Official complaint made re. inaccuracies in Transparency Register
Corporate Europe Observatory (CEO) submitted four complaints to the EU Transparency Register's secretariat, following an article published illustrating that the register is still incomplete and inconsistent. You can read the full analysis of problems in the register, three months after ALTER-EU published its 'Dodgy Data' report, on ALTER-EU's website.
Hey, big spender?
CEO has made an official complaint to the Transparency Register's secretariat that Europabio, a large and influential biotechnology lobby platform, has an unrealistically low financial declaration, indicating that its entry is not in line with the guideline to be complete, up-to-date and not misleading. Europabio lists only two lobbyists, despite having a 17-person office in Brussels. It is unlikely that only two of 17 staff are engaged in activities falling under the scope of the Transparency Register, when these activities are the core part of their mission, according to their website, which says that “EuropaBio’s primary focus is representing biotechnology in the European Union”. Europabio also states that its estimated costs directly related to representing interests to EU institutions in 2010 was less than 50,000 euros, which seems unlikely given that a) their annual turnover in the same year was 1.3 million euros, and b) administrative and staff costs must be included. Some estimates of the average costs of employing a corporate lobbyist in Brussels are up to 100 000 euros per year.
Can't count, don't fly
The register's guidelines clearly state that “Any person benefiting from an accreditation for access to the European Parliament's buildings should be counted as a full 1 person/year in this estimate.” CEO has also submitted a complaint about the Association of European Airlines' entry which lists 1.5 persons engaged in activities falling under the scope of the Transparency Register, but lists six individuals as accredited for access to the European Parliament. A somewhat worrying calculation given the necessity of accurate mathematics for safe aviation.
Law firms, a law unto themselves?
Law firms have proved to be reluctant to embrace transparency, with many remaining unregistered, and of those that have registered, many violating the requirement to disclose their lobby clients. Since ALTER-EU's report, at least two such firms - 'White and Case' and 'Reed Smith LLP' – have been suspended from the Register for breaching this guideline, according the Register's secretariat.

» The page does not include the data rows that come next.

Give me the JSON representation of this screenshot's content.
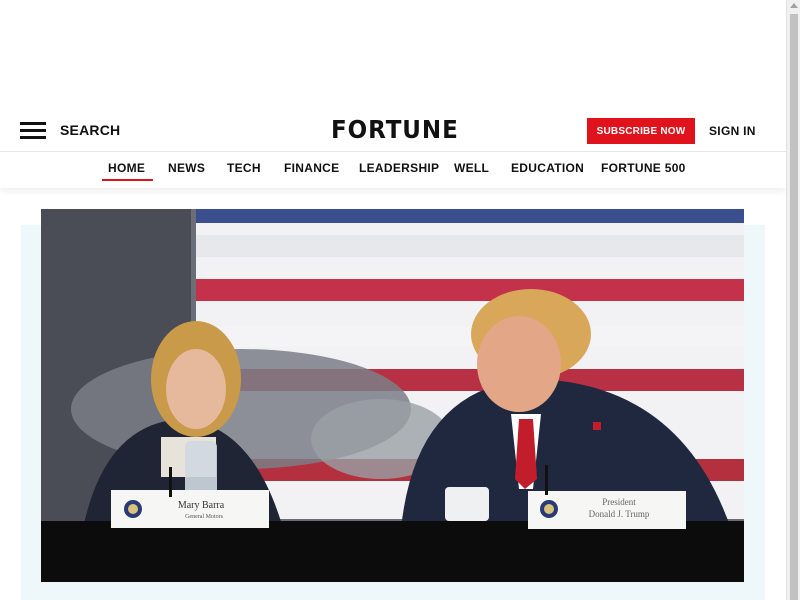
{
  "header": {
    "search_label": "SEARCH",
    "logo_text": "FORTUNE",
    "subscribe_label": "SUBSCRIBE NOW",
    "signin_label": "SIGN IN"
  },
  "nav": {
    "items": [
      {
        "label": "HOME",
        "active": true
      },
      {
        "label": "NEWS"
      },
      {
        "label": "TECH"
      },
      {
        "label": "FINANCE"
      },
      {
        "label": "LEADERSHIP"
      },
      {
        "label": "WELL"
      },
      {
        "label": "EDUCATION"
      },
      {
        "label": "FORTUNE 500"
      }
    ]
  },
  "hero": {
    "nameplate_left_name": "Mary Barra",
    "nameplate_left_org": "General Motors",
    "nameplate_right_title": "President",
    "nameplate_right_name": "Donald J. Trump"
  },
  "colors": {
    "accent": "#e0121b",
    "hero_bg": "#eef8fb"
  }
}
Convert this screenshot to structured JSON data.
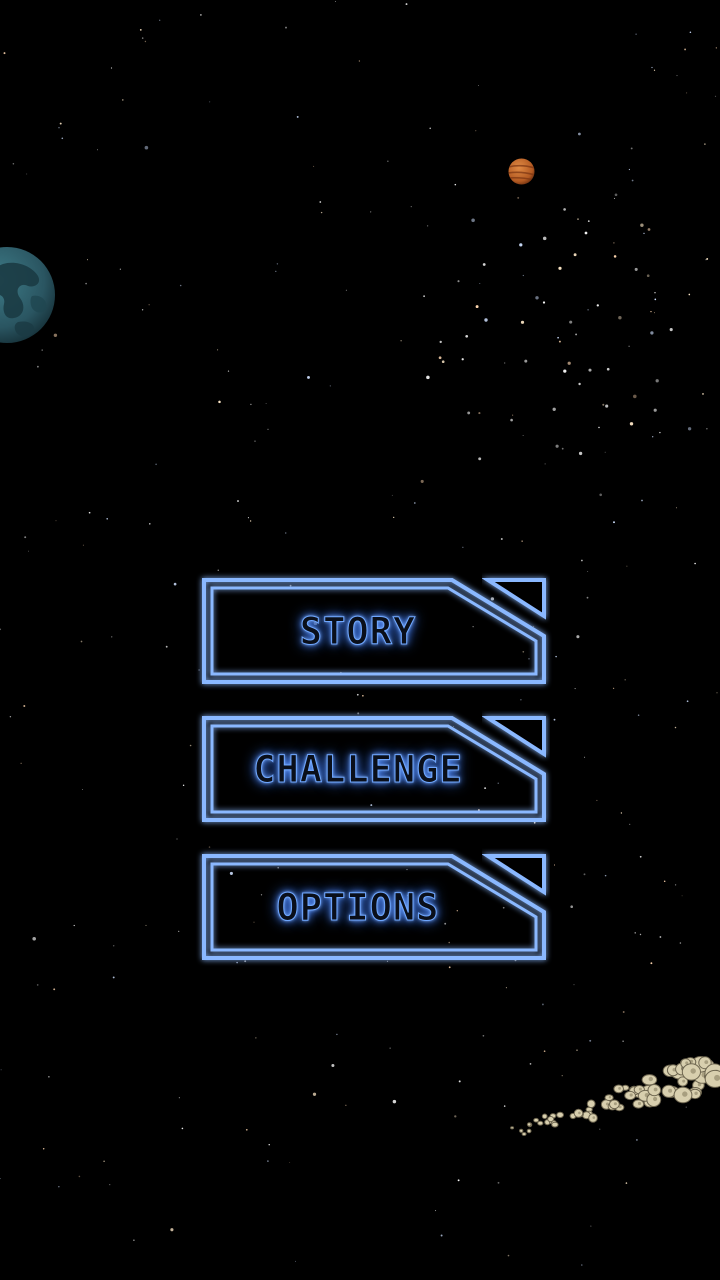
{
  "menu": {
    "story_label": "STORY",
    "challenge_label": "CHALLENGE",
    "options_label": "OPTIONS"
  },
  "colors": {
    "background": "#000000",
    "button_glow": "#6fa7ff",
    "button_stroke": "#9cc4ff",
    "planet_blue": "#2f5d6a",
    "planet_orange": "#c0692b",
    "asteroid": "#d8cfae"
  },
  "icons": {
    "background": "starfield",
    "planet_large": "blue-planet-icon",
    "planet_small": "orange-planet-icon",
    "asteroid_belt": "asteroid-belt-icon"
  }
}
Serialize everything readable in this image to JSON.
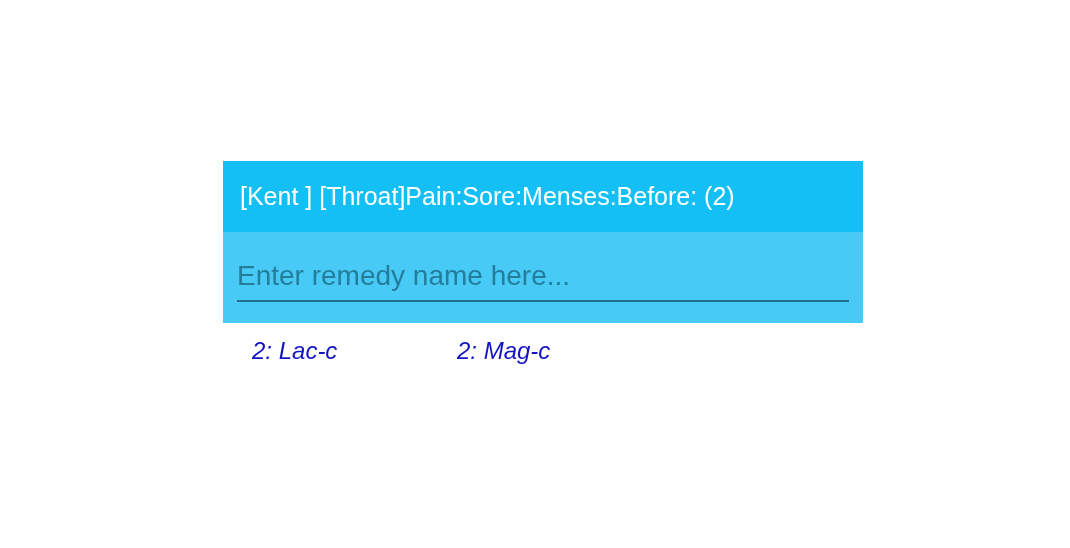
{
  "header": {
    "title": "[Kent ] [Throat]Pain:Sore:Menses:Before: (2)"
  },
  "search": {
    "placeholder": "Enter remedy name here..."
  },
  "remedies": [
    {
      "label": "2: Lac-c"
    },
    {
      "label": "2: Mag-c"
    }
  ]
}
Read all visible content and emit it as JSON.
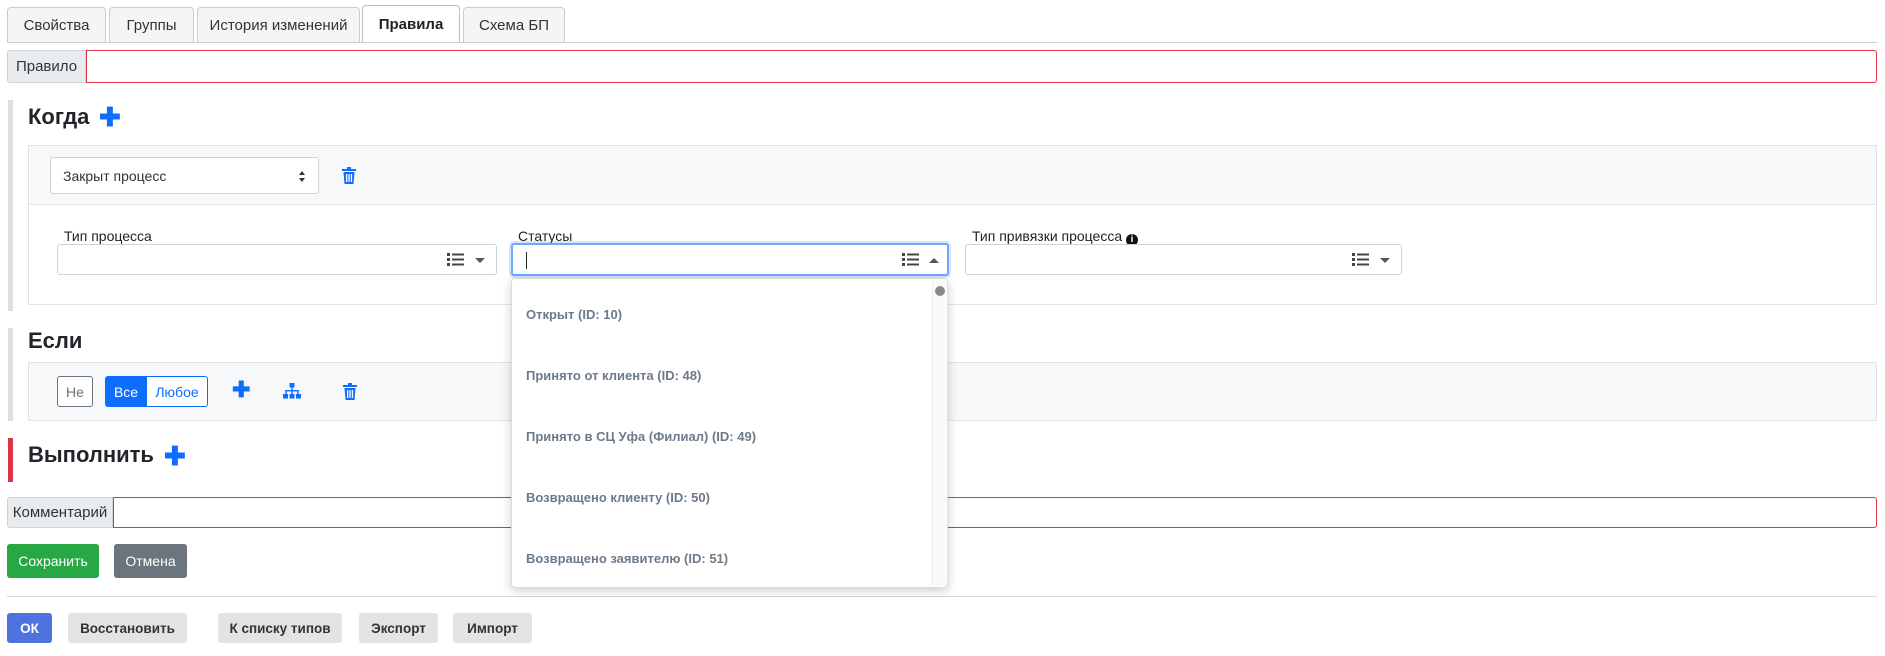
{
  "tabs": [
    {
      "label": "Свойства"
    },
    {
      "label": "Группы"
    },
    {
      "label": "История изменений"
    },
    {
      "label": "Правила"
    },
    {
      "label": "Схема БП"
    }
  ],
  "rule": {
    "label": "Правило",
    "value": ""
  },
  "when": {
    "title": "Когда",
    "event_select": "Закрыт процесс",
    "fields": {
      "process_type": "Тип процесса",
      "statuses": "Статусы",
      "binding_type": "Тип привязки процесса"
    }
  },
  "statuses_dropdown": [
    "Открыт (ID: 10)",
    "Принято от клиента (ID: 48)",
    "Принято в СЦ Уфа (Филиал) (ID: 49)",
    "Возвращено клиенту (ID: 50)",
    "Возвращено заявителю (ID: 51)"
  ],
  "if": {
    "title": "Если",
    "not_label": "Не",
    "all_label": "Все",
    "any_label": "Любое"
  },
  "do": {
    "title": "Выполнить"
  },
  "comment": {
    "label": "Комментарий",
    "value": ""
  },
  "form_buttons": {
    "save": "Сохранить",
    "cancel": "Отмена"
  },
  "footer_buttons": {
    "ok": "ОК",
    "restore": "Восстановить",
    "to_types": "К списку типов",
    "export": "Экспорт",
    "import": "Импорт"
  },
  "colors": {
    "primary": "#0d6efd",
    "danger": "#dc3545",
    "success": "#28a745",
    "secondary": "#6c757d",
    "ok": "#4e73df"
  }
}
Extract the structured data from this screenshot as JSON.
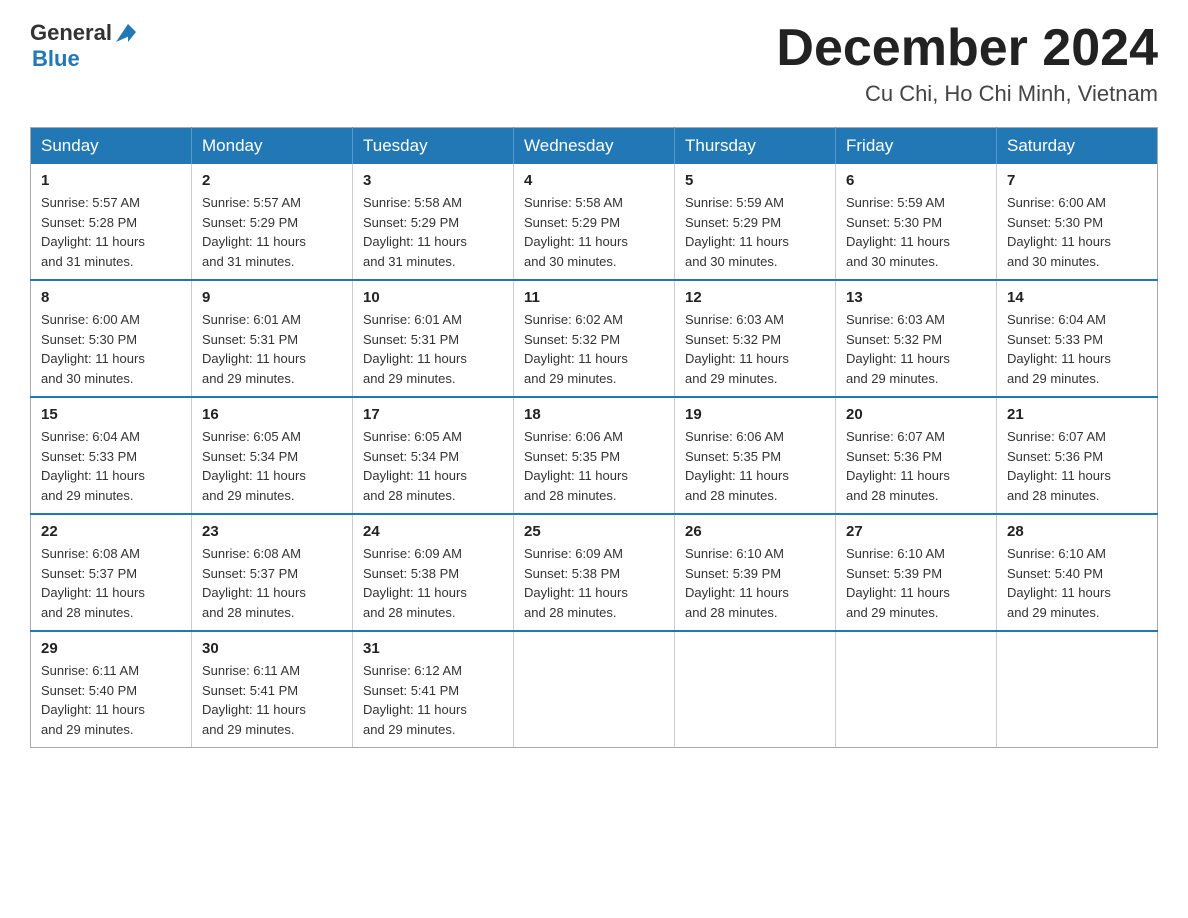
{
  "header": {
    "logo_general": "General",
    "logo_blue": "Blue",
    "month_title": "December 2024",
    "location": "Cu Chi, Ho Chi Minh, Vietnam"
  },
  "weekdays": [
    "Sunday",
    "Monday",
    "Tuesday",
    "Wednesday",
    "Thursday",
    "Friday",
    "Saturday"
  ],
  "weeks": [
    [
      {
        "day": "1",
        "sunrise": "5:57 AM",
        "sunset": "5:28 PM",
        "daylight": "11 hours and 31 minutes."
      },
      {
        "day": "2",
        "sunrise": "5:57 AM",
        "sunset": "5:29 PM",
        "daylight": "11 hours and 31 minutes."
      },
      {
        "day": "3",
        "sunrise": "5:58 AM",
        "sunset": "5:29 PM",
        "daylight": "11 hours and 31 minutes."
      },
      {
        "day": "4",
        "sunrise": "5:58 AM",
        "sunset": "5:29 PM",
        "daylight": "11 hours and 30 minutes."
      },
      {
        "day": "5",
        "sunrise": "5:59 AM",
        "sunset": "5:29 PM",
        "daylight": "11 hours and 30 minutes."
      },
      {
        "day": "6",
        "sunrise": "5:59 AM",
        "sunset": "5:30 PM",
        "daylight": "11 hours and 30 minutes."
      },
      {
        "day": "7",
        "sunrise": "6:00 AM",
        "sunset": "5:30 PM",
        "daylight": "11 hours and 30 minutes."
      }
    ],
    [
      {
        "day": "8",
        "sunrise": "6:00 AM",
        "sunset": "5:30 PM",
        "daylight": "11 hours and 30 minutes."
      },
      {
        "day": "9",
        "sunrise": "6:01 AM",
        "sunset": "5:31 PM",
        "daylight": "11 hours and 29 minutes."
      },
      {
        "day": "10",
        "sunrise": "6:01 AM",
        "sunset": "5:31 PM",
        "daylight": "11 hours and 29 minutes."
      },
      {
        "day": "11",
        "sunrise": "6:02 AM",
        "sunset": "5:32 PM",
        "daylight": "11 hours and 29 minutes."
      },
      {
        "day": "12",
        "sunrise": "6:03 AM",
        "sunset": "5:32 PM",
        "daylight": "11 hours and 29 minutes."
      },
      {
        "day": "13",
        "sunrise": "6:03 AM",
        "sunset": "5:32 PM",
        "daylight": "11 hours and 29 minutes."
      },
      {
        "day": "14",
        "sunrise": "6:04 AM",
        "sunset": "5:33 PM",
        "daylight": "11 hours and 29 minutes."
      }
    ],
    [
      {
        "day": "15",
        "sunrise": "6:04 AM",
        "sunset": "5:33 PM",
        "daylight": "11 hours and 29 minutes."
      },
      {
        "day": "16",
        "sunrise": "6:05 AM",
        "sunset": "5:34 PM",
        "daylight": "11 hours and 29 minutes."
      },
      {
        "day": "17",
        "sunrise": "6:05 AM",
        "sunset": "5:34 PM",
        "daylight": "11 hours and 28 minutes."
      },
      {
        "day": "18",
        "sunrise": "6:06 AM",
        "sunset": "5:35 PM",
        "daylight": "11 hours and 28 minutes."
      },
      {
        "day": "19",
        "sunrise": "6:06 AM",
        "sunset": "5:35 PM",
        "daylight": "11 hours and 28 minutes."
      },
      {
        "day": "20",
        "sunrise": "6:07 AM",
        "sunset": "5:36 PM",
        "daylight": "11 hours and 28 minutes."
      },
      {
        "day": "21",
        "sunrise": "6:07 AM",
        "sunset": "5:36 PM",
        "daylight": "11 hours and 28 minutes."
      }
    ],
    [
      {
        "day": "22",
        "sunrise": "6:08 AM",
        "sunset": "5:37 PM",
        "daylight": "11 hours and 28 minutes."
      },
      {
        "day": "23",
        "sunrise": "6:08 AM",
        "sunset": "5:37 PM",
        "daylight": "11 hours and 28 minutes."
      },
      {
        "day": "24",
        "sunrise": "6:09 AM",
        "sunset": "5:38 PM",
        "daylight": "11 hours and 28 minutes."
      },
      {
        "day": "25",
        "sunrise": "6:09 AM",
        "sunset": "5:38 PM",
        "daylight": "11 hours and 28 minutes."
      },
      {
        "day": "26",
        "sunrise": "6:10 AM",
        "sunset": "5:39 PM",
        "daylight": "11 hours and 28 minutes."
      },
      {
        "day": "27",
        "sunrise": "6:10 AM",
        "sunset": "5:39 PM",
        "daylight": "11 hours and 29 minutes."
      },
      {
        "day": "28",
        "sunrise": "6:10 AM",
        "sunset": "5:40 PM",
        "daylight": "11 hours and 29 minutes."
      }
    ],
    [
      {
        "day": "29",
        "sunrise": "6:11 AM",
        "sunset": "5:40 PM",
        "daylight": "11 hours and 29 minutes."
      },
      {
        "day": "30",
        "sunrise": "6:11 AM",
        "sunset": "5:41 PM",
        "daylight": "11 hours and 29 minutes."
      },
      {
        "day": "31",
        "sunrise": "6:12 AM",
        "sunset": "5:41 PM",
        "daylight": "11 hours and 29 minutes."
      },
      null,
      null,
      null,
      null
    ]
  ],
  "labels": {
    "sunrise": "Sunrise:",
    "sunset": "Sunset:",
    "daylight": "Daylight:"
  }
}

Reed Smith LLP has now been reinstated, having amended their entry to include a client list. However, despite declaring a lobby budget of 10 million euros, they list only one client, bringing in a turnover of less than 50 thousand euros. Even more curiously, Reed Smith LLP lists zero persons as being involved in their ten million euro lobbying practice, and leaves the section on main EU initiatives lobbied on blank. CEO believes that it is staggering that Reed Smith's revised entry, riddled with contradictory information and glaring omissions, was reinstated merely because they listed one client. We have submitted a complaint that Reed Smith's updated entry still violates the guidelines.
White and Case LLP remains suspended, but despite their suspension, the register's list of persons accredited for access to the European Parliament still includes White & Case LLP and their registered lobbyist Kritikos Mihalis. We therefore also contacted the Register to inquire whether their access pass (which is conditional on being in the Transparency Register) has in fact been removed.
CEO also submitted a complaint about Linklaters LLP, which has also failed to declare its clients. According to its entry, “Linklaters LLP does not engage in lobbying related activities but exclusively provides legal advice to its clients”. This appears to be misleading as activities falling under the remit of 'interest representation' include any activity which tries directly or indirectly to influence policy-making. This evidently includes advocacy towards the European institutions, and Linklaters website states that they have “a proven track record of advocacy before the European Commission”. Under 'main EU initiatives covered the year before by activities falling under the scope of the Transparency Register', they note several policy dossiers, including financial regulation MiFID and the Capital Requirements Directive.
Time to make it matter
Unless failing to meet the requirements of the Register and its guidelines has consistent consequences, in practice, the Transparency Register cannot serve its purpose. CEO is concerned by the apparently superficial approach taken by the secretariat in reinstating entries that still violate the guidelines. Moreover, the number of entries that have not been suspended despite clear breaches of the guidelines suggests an even greater problem.
- Weblinks to entries in Transparency Register all accessed on 27/09/12.